Heavy weight/low rep focuses on the muscle fibers, but does little to stimulate the rest.

In other words, perhaps you’re only gaining strength, and not endurance… because you’re only training for strength, and not endurance.


#10

MentalNomad got the essentials right. The good thinge is that after you consume all the greens you practically can’t consume anything that would make you gain or maintain your weight level. It worked great for me for quite awhile but finally I just drifted away from it.


#11

Giving this topic some serious thought, I’d have to say the most obvious body “hacking” I’ve done to myself over the last dozen years involves excercise more so than diet or sleep patterns.

(Speaking of health and longevity, check your Fitness Age)

In college I was 5’10" and 150lb but blossomed to 185lb within a few years working at an aerospace desk job despite being somewhat active… (Hiking).

A girlfriend training for a marathon prompted me to try running. The relationship didn’t last but the drive to run did and over the first decade or so was able to take off 10-15lb with no change to my rather S.A.D. (Including soda) Adding cycling and swimming for triathlon I was able to get down to 170lb with about a 32" waist.

By 2012 I had taken note of my rising blood cholesterol in my annual physicals (both HDL and LDL). Doctors told me not to worry as the ratio was really good but I still didn’t like being over 200 total so I made my first substantive dietary change: less red meat.

Over 2 years my LDL dropped below my HDL, decreasing my total.

After hearing about Soylent on Colbert and doing some research, I jumped in. During the 6 month wait I started with 50% Schmoylent and after reading more about low carb benefits began upping the unsaturated fat slightly (probably 40% of calories on Schmoylent which was a little over half my diet, the rest being SAD). For the last 4 months I’ve been on Soylent 75%-85% and I’m now down to 160lb and 30" waist.
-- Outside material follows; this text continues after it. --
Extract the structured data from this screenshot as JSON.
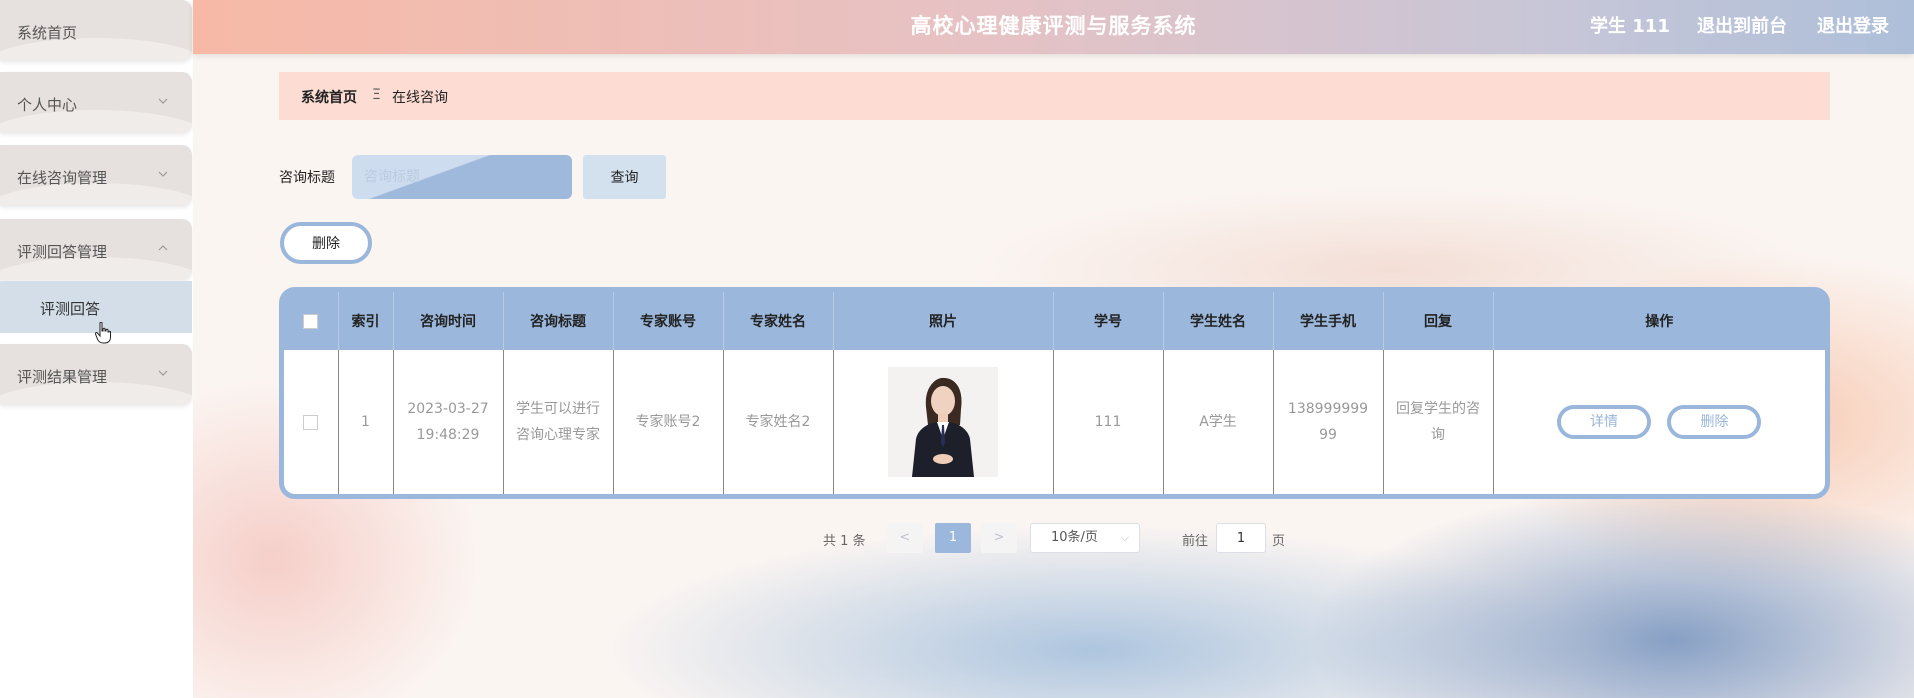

Not sure how much of that is due to Soylent vs the reduction in SAD and soda… It has helped my running speed though.

I’ve been experimenting with slightly higher fat in the rather hard to quantify quest to become better fat adjusted (or metabolicly flexible… Pick your lingo de jur). As best I can tell now, the higher fat diet is working well although I do perform better athletically with more carbs ingested just prior to running.

After 3 days of 45% fat tweaked Soylent 1.4 I had my blood drawn for a lipid panel yesterday morning… Eager to see the results. And btw, Quest Diagnostics? Wtf… Where’s my Theranos… I asked about a blood Ketone test (Beta Hydroxybutyrate) and they wanted $21 to draw the blood and $145 to test… B.S. I doubt I’d be over 0.5 anyway…

edit: PS blood work in…
Total cholesterol 196 (up 21 from 9 months ago but about the same as 2013)
HDL-C 103 (all time high, up 18 from 9 months ago but about 3 more than 2013)
LDL-C 85 (up 4 from 9 months ago but down 1 from 2013)
Triglycerides 41 (lowest since 2009, 3 less than 9 months ago and 13 less than 2013)